Friday Round-up of Articles and Actions | Civil Eats

Friday Round-up of Articles and Actions

This week, food has made big news, beginning with yesterday’s op-ed by Nicolas Kristof in the New York Times arguing that “the most powerful signal Mr. Obama could send would be to name a reformer to a renamed position,” which he suggested should be the Secretary of Food.

Wednesday, in case you missed it, was the 60th anniversary of the signing of the Universal Declaration of Human Rights, commemorated and re-affirmed by Frances Moore Lappe at The Huffington Post, where she takes on that rugged individualist spirit in the U.S. that exists at all costs.

While last week the news came that Subway food chains came to an agreement with the Coalition of Immokalee Workers for higher wages for tomatoes picked in the fields, President Bush was busy making it more difficult for farmworkers to enter the country with new regulations.

As of this writing, over 30,000 Americans have already signed the fooddemocracynow.org petition, endorsed by Michael Pollan, Wendall Barry, Marion Nestle, Bill McKibben, Alice Waters, Wes Jackson, Eric Schlosser (and mentioned in Kristof’s op-ed) that supports sustainably-minded picks for heading the USDA.  Now that’s grassroots organizing that the President-elect can appreciate.

Another petition being floated around by the organization Just Food is one trying to legalize beekeeping in New York City.  Keeping bees in the city helps to fight colony collapse disorder, and works in concert with urban gardening efforts to help produce flourish.  And of course, keeping bees means more local honey!
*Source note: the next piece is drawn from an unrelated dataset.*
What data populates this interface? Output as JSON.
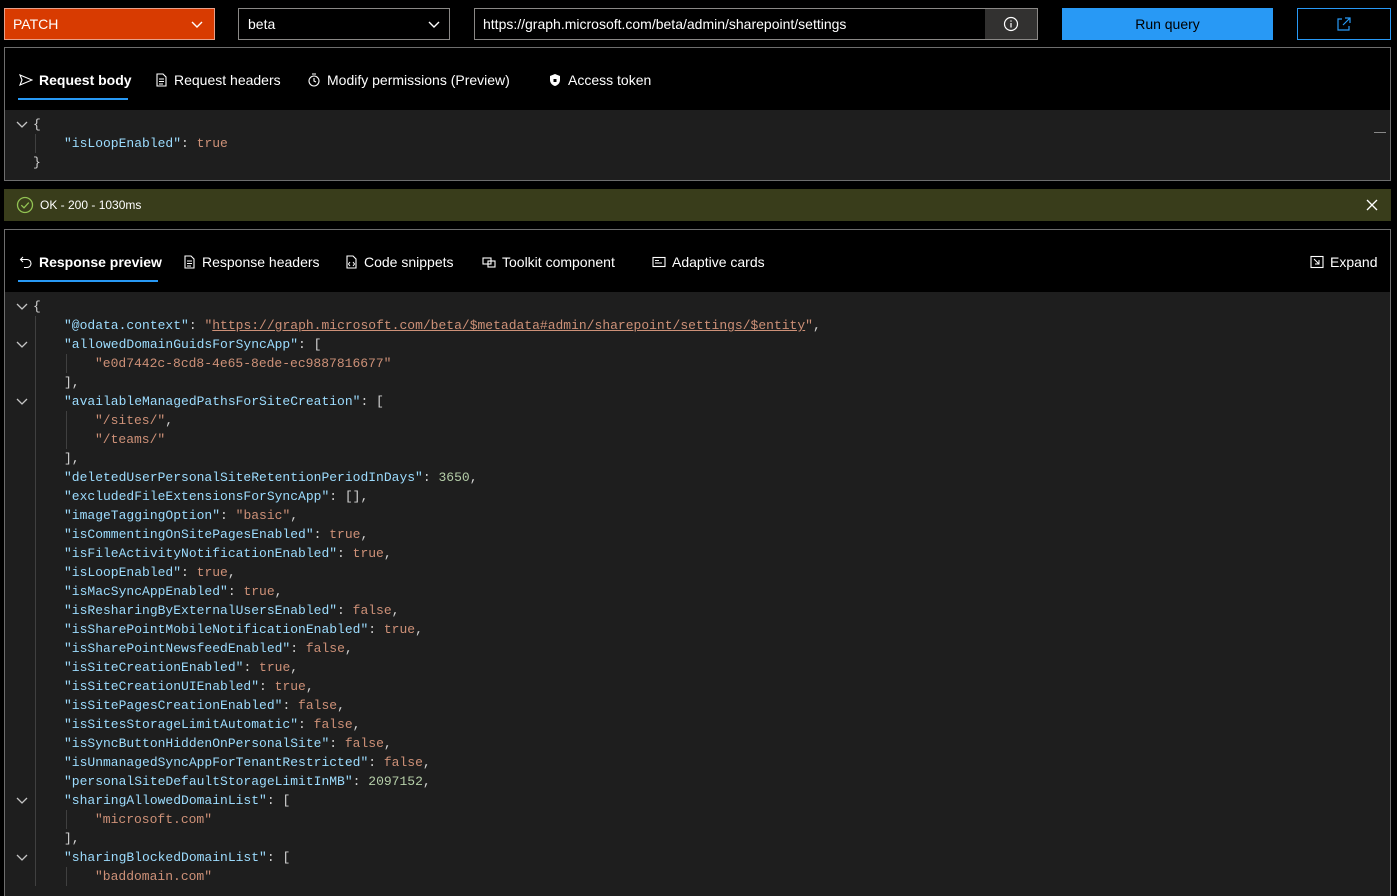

I know some city-dwellers fear being stung, but I hope to take an urban beekeeping course in February.

We’ll bring the news to you.

Get the weekly Civil Eats newsletter, delivered to your inbox.

Photo: Tacuina sanitatis (14th century)

Today’s food system is complex.

Invest in nonprofit journalism that tells the whole story.

Paula Crossfield is a founder and the Editor-at-large of Civil Eats. She is also a co-founder of the Food & Environment Reporting Network. Her reporting has been featured in The Nation, Gastronomica, Index Magazine, The New York Times and more, and she has been a contributing producer at The Leonard Lopate Show on New York Public Radio. An avid cook and gardener, she currently lives in Oakland. Read more >

Like the story?
Join the conversation.

  1. it was a busy bee week, i guess! i did see that op-ed and was pleasantly surprised. this whole being thoughtful about what you eat thing is slowly catching on! what a delicious revolution :) speaking of delicious revolution and alice waters, the san francisco chronicle had an article yesterday about a letter alice waters wrote to our president elect concerning his future "kitchen cabinet."
    http://www.sfgate.com/cgi-bin/article.cgi?f=/c/a/2008/12/09/FDDN14IPLM.DTL

More from

General

Featured

A raw whole chicken on a tray to illustrate the risks of salmonella in chicken

Will New Standards for Salmonella in Chicken Cut Down on Food Poisoning?

Under current rules, regulators can’t stop companies from selling contaminated chicken or require practices that could reduce salmonella on farms, but they may soon have new tools at their disposal.

Popular

The Field Report: Big Questions Linger About The White House Conference on Hunger

Volunteers load groceries into cars during an Alameda County Community Food Bank food giveaway on July 15, 2022 in Oakland, California. (Photo by Justin Sullivan/Getty Images)

Co-Op Grocery Stores Expand Their Mission to Equity and Food Justice

Detroit People’s Food Co-op Board Member Malik Yakini at the Detroit Food Commons construction site.

Native Tribes Are Bringing Prairie Land Back to the Pacific Northwest

A group sows camas seeds on the Jamestown Tribe’s 1.5-acre prairie site. (Photo credit: Miranda Wilson)

Top Chef’s Gregory Gourdet on Sourcing, Sobriety, and Equity

Gregory Gourdet in the dining room of his new Haitan restaurant Kann, which opened in August. (Photo credit: Zack Lewis)